Items listed in a dataset:
—————

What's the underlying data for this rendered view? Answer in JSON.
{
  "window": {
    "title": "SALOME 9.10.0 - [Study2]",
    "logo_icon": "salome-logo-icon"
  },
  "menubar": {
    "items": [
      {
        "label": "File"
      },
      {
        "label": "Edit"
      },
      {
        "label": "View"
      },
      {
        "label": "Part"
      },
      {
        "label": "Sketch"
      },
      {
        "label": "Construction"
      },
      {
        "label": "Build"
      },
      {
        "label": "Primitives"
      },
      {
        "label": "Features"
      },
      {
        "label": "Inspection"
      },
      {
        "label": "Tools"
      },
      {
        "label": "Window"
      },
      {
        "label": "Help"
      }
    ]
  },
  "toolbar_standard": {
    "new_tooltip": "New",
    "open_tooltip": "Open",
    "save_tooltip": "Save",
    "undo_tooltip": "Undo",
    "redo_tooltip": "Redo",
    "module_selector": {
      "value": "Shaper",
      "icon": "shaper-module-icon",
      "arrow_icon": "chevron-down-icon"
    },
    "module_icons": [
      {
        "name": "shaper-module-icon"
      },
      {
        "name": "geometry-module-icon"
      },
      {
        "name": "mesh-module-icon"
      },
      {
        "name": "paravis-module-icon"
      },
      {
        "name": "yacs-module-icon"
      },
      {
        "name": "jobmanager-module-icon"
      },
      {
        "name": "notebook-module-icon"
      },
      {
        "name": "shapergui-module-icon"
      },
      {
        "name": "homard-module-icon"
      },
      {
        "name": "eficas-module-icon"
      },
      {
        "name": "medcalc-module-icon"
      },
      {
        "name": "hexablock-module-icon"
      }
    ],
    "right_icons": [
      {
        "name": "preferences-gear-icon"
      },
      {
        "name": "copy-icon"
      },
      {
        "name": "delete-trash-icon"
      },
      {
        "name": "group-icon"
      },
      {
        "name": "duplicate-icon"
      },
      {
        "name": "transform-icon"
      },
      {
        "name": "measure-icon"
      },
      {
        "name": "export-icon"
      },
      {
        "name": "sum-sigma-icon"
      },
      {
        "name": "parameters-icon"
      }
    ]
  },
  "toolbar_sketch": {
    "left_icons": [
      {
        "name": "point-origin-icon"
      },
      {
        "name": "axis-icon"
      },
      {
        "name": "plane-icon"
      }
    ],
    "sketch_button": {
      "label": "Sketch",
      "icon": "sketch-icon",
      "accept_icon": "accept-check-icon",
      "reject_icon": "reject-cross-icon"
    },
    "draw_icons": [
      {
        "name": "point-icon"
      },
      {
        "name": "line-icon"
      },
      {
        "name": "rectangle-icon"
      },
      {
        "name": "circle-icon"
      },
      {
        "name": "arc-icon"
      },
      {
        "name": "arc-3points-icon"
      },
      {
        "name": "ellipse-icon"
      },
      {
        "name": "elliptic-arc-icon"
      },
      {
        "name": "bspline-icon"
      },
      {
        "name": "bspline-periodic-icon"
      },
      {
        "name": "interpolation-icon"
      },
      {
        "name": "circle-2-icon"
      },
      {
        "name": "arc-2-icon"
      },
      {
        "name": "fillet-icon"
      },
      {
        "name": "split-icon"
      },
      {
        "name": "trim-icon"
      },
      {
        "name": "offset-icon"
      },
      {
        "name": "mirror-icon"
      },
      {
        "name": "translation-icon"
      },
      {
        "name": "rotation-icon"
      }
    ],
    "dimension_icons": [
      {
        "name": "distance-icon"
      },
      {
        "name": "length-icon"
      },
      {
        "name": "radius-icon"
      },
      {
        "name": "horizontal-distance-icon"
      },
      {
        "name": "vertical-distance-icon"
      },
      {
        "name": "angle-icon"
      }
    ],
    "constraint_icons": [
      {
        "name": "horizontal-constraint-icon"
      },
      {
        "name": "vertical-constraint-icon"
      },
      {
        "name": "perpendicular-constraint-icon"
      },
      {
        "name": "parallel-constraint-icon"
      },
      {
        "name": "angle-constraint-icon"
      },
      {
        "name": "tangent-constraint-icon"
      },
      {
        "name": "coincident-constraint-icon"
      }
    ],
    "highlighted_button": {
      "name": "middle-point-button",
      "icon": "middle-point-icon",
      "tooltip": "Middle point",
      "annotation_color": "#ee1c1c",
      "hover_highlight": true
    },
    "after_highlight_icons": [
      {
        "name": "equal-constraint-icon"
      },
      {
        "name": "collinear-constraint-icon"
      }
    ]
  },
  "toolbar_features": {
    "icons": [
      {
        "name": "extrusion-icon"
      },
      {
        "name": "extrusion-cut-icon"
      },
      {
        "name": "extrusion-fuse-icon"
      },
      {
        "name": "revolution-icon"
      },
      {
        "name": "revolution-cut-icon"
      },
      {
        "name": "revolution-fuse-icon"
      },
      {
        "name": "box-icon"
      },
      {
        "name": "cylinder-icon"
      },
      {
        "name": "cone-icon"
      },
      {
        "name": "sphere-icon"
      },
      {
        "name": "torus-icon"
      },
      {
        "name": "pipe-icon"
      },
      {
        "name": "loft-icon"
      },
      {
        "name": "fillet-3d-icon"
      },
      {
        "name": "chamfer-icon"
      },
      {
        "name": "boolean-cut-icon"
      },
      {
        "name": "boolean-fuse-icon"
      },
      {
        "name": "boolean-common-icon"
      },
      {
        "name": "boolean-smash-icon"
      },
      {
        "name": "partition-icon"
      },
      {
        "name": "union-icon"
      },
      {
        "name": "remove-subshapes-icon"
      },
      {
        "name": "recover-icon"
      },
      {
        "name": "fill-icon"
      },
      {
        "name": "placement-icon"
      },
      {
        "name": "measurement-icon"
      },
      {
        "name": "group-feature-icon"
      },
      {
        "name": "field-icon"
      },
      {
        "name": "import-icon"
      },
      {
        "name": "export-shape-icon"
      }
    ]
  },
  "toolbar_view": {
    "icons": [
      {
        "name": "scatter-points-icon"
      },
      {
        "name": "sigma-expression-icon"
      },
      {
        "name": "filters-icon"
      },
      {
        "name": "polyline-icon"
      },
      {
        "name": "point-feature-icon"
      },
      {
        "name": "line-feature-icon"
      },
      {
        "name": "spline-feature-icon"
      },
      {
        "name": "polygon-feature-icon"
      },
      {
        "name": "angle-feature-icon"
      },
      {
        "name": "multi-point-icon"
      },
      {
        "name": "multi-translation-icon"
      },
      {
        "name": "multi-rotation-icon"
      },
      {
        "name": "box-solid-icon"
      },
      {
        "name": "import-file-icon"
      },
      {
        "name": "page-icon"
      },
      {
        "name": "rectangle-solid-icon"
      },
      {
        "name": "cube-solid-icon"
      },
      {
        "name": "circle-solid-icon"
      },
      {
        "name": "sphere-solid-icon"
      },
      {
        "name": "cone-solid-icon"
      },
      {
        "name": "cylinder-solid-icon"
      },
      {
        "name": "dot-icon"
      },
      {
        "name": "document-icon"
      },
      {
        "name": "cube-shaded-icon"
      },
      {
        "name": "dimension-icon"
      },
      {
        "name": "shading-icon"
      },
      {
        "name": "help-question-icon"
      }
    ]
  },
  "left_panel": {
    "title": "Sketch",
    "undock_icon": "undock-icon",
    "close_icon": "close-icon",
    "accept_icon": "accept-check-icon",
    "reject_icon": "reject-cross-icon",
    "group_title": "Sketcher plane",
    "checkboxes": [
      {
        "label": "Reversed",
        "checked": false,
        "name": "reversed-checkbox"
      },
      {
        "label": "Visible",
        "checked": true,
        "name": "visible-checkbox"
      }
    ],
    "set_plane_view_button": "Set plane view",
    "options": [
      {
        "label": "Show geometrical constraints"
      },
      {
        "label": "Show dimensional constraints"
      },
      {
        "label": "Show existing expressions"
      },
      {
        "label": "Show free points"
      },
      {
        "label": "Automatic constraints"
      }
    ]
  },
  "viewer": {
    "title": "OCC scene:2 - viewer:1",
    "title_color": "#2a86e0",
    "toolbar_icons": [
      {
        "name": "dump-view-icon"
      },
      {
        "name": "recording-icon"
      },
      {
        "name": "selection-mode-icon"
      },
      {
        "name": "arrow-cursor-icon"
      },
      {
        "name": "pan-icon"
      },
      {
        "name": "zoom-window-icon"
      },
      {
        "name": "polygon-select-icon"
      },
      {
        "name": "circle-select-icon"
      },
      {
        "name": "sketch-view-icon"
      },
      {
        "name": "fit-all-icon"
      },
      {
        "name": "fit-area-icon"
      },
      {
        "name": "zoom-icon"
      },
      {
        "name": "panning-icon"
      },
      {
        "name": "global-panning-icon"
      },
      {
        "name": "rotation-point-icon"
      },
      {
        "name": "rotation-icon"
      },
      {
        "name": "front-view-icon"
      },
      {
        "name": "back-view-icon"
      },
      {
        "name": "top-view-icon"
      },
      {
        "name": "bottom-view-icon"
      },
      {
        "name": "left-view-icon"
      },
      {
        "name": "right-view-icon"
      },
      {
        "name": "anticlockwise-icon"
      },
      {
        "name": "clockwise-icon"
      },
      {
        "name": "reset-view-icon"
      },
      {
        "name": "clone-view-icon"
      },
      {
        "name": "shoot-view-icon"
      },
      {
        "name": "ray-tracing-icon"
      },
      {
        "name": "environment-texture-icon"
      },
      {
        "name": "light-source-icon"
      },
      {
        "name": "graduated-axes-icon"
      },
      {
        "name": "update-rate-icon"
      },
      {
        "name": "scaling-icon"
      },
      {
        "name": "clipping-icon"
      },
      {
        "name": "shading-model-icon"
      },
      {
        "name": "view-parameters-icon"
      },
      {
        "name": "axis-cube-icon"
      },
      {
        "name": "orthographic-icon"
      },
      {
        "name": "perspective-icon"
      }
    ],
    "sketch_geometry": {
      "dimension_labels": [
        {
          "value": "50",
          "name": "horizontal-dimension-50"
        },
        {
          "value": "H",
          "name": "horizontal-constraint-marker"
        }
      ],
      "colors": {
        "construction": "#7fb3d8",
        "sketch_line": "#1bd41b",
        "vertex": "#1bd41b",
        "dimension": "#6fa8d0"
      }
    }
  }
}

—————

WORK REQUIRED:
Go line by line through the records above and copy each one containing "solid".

SOLVED PROBLEM:
        "name": "box-solid-icon"
        "name": "rectangle-solid-icon"
        "name": "cube-solid-icon"
        "name": "circle-solid-icon"
        "name": "sphere-solid-icon"
        "name": "cone-solid-icon"
        "name": "cylinder-solid-icon"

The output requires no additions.